Moran and Blumenthal are leaders of a Senate Commerce, Science and Transportation subcommittee that launched an investigation into the U.S. Olympic Committee, USA Gymnastics and Michigan State University in the aftermath of Nassar’s convictions. Two committees in the House have launched similar inquiries.
The meeting was held shortly after it was announced that USOC CEO Scott Blackmun had resigned. Blackmun’s resignation was due to health issues as he undergoes cancer treatment.
Nassar has been sentenced to a minimum of 140 years in prison, sentences handed down in federal court and two Michigan courts. Blackmun forced the resignations of all 21 USA Gymnastics board members, and in the statement that announced his departure, the USOC vowed to institute more changes to protect athletes.
All three gymnasts had publicly come forward to detail the abuse they had suffered.
"I am angry with myself for not recognizing the abuse, and that's something I'm struggling with today," Wieber said at a sentencing hearing in January. "The people who are responsible need to accept accountability.”
Antolin alleged in a lawsuit that Nassar used his authority as team doctor to “fondle and grope Plaintiff’s feet, ankles, thighs, buttocks, hips, waist and neck,” and he touched without gloves for his own sexual gratification.
In her lawsuit, Dantzscher claimed Nassar would would “digitally penetrate Plaintiff’s vagina in order to adjust her bones” without gloves.
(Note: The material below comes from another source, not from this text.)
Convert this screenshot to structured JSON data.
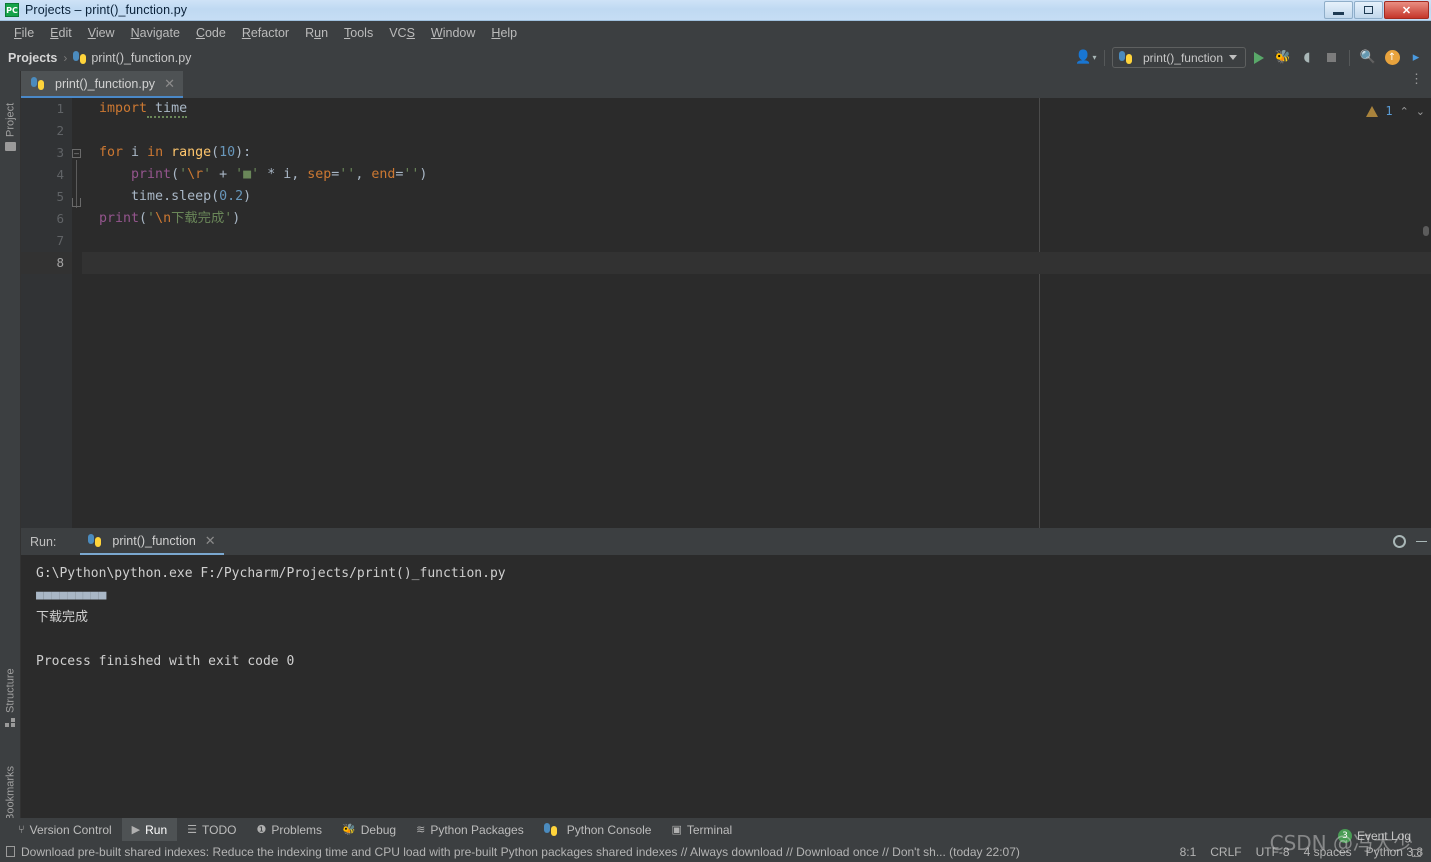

STEPPING DOWN:U.S. Olympic Committee CEO Scott Blackmun resigns